───── DATA LISTING ─────

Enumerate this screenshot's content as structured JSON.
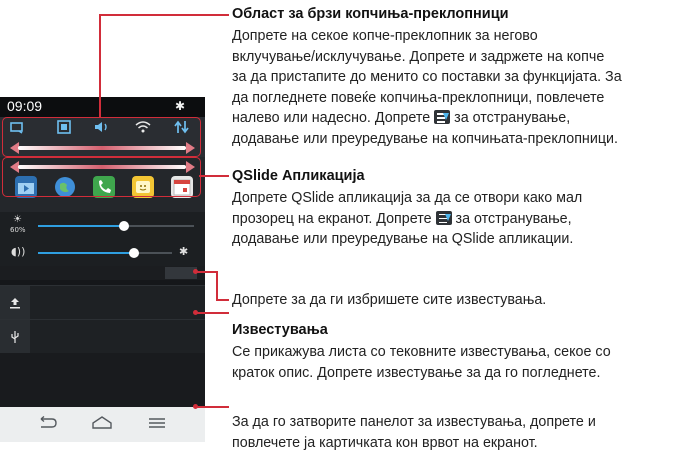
{
  "phone": {
    "time": "09:09",
    "brightness_label": "60%",
    "icons": {
      "settings": "gear-icon",
      "toggles": [
        "screen-rotation-icon",
        "qslide-icon",
        "sound-icon",
        "wifi-icon",
        "data-sync-icon"
      ],
      "apps": [
        "video-app-icon",
        "browser-app-icon",
        "phone-app-icon",
        "memo-app-icon",
        "calendar-app-icon"
      ],
      "notifications": [
        "upload-icon",
        "usb-icon"
      ],
      "nav": [
        "back-icon",
        "home-icon",
        "menu-icon"
      ]
    },
    "brightness_level": 0.55,
    "volume_level": 0.72
  },
  "callouts": {
    "toggles_title": "Област за брзи копчиња-преклопници",
    "toggles_line1": "Допрете на секое копче-преклопник за негово",
    "toggles_line2": "вклучување/исклучување. Допрете и задржете на копче",
    "toggles_line3": "за да пристапите до менито со поставки за функцијата. За",
    "toggles_line4": "да погледнете повеќе копчиња-преклопници, повлечете",
    "toggles_line5a": "налево или надесно. Допрете",
    "toggles_line5b": "за отстранување,",
    "toggles_line6": "додавање или преуредување на копчињата-преклопници.",
    "qslide_title": "QSlide Апликација",
    "qslide_line1": "Допрете QSlide апликација за да се отвори како мал",
    "qslide_line2a": "прозорец на екранот. Допрете",
    "qslide_line2b": "за отстранување,",
    "qslide_line3": "додавање или преуредување на QSlide апликации.",
    "clear_text": "Допрете за да ги избришете сите известувања.",
    "notif_title": "Известувања",
    "notif_line1": "Се прикажува листа со тековните известувања, секое со",
    "notif_line2": "краток опис. Допрете известување за да го погледнете.",
    "close_line1": "За да го затворите панелот за известувања, допрете и",
    "close_line2": "повлечете ја картичката кон врвот на екранот."
  },
  "colors": {
    "callout": "#d12d3a",
    "accent": "#2f9fe0"
  }
}
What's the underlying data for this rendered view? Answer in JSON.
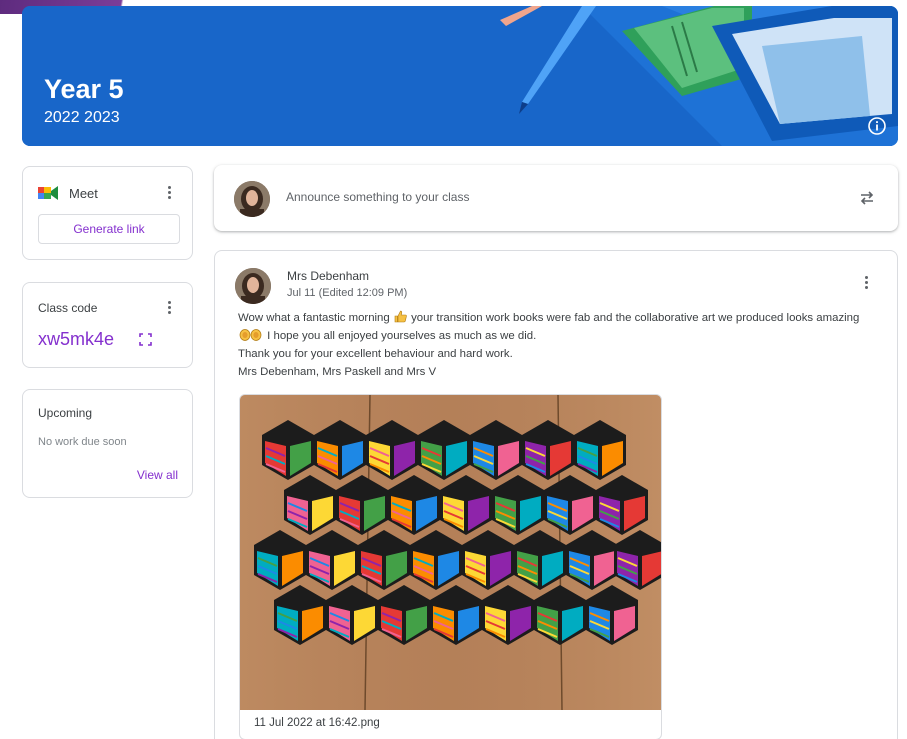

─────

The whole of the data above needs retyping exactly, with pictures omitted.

Enumerate this screenshot's content as structured JSON.
{
  "phone": {
    "time": "09:09",
    "brightness_label": "60%",
    "icons": {
      "settings": "gear-icon",
      "toggles": [
        "screen-rotation-icon",
        "qslide-icon",
        "sound-icon",
        "wifi-icon",
        "data-sync-icon"
      ],
      "apps": [
        "video-app-icon",
        "browser-app-icon",
        "phone-app-icon",
        "memo-app-icon",
        "calendar-app-icon"
      ],
      "notifications": [
        "upload-icon",
        "usb-icon"
      ],
      "nav": [
        "back-icon",
        "home-icon",
        "menu-icon"
      ]
    },
    "brightness_level": 0.55,
    "volume_level": 0.72
  },
  "callouts": {
    "toggles_title": "Област за брзи копчиња-преклопници",
    "toggles_line1": "Допрете на секое копче-преклопник за негово",
    "toggles_line2": "вклучување/исклучување. Допрете и задржете на копче",
    "toggles_line3": "за да пристапите до менито со поставки за функцијата. За",
    "toggles_line4": "да погледнете повеќе копчиња-преклопници, повлечете",
    "toggles_line5a": "налево или надесно. Допрете",
    "toggles_line5b": "за отстранување,",
    "toggles_line6": "додавање или преуредување на копчињата-преклопници.",
    "qslide_title": "QSlide Апликација",
    "qslide_line1": "Допрете QSlide апликација за да се отвори како мал",
    "qslide_line2a": "прозорец на екранот. Допрете",
    "qslide_line2b": "за отстранување,",
    "qslide_line3": "додавање или преуредување на QSlide апликации.",
    "clear_text": "Допрете за да ги избришете сите известувања.",
    "notif_title": "Известувања",
    "notif_line1": "Се прикажува листа со тековните известувања, секое со",
    "notif_line2": "краток опис. Допрете известување за да го погледнете.",
    "close_line1": "За да го затворите панелот за известувања, допрете и",
    "close_line2": "повлечете ја картичката кон врвот на екранот."
  },
  "colors": {
    "callout": "#d12d3a",
    "accent": "#2f9fe0"
  }
}
What's the underlying data for this rendered view? Answer in JSON.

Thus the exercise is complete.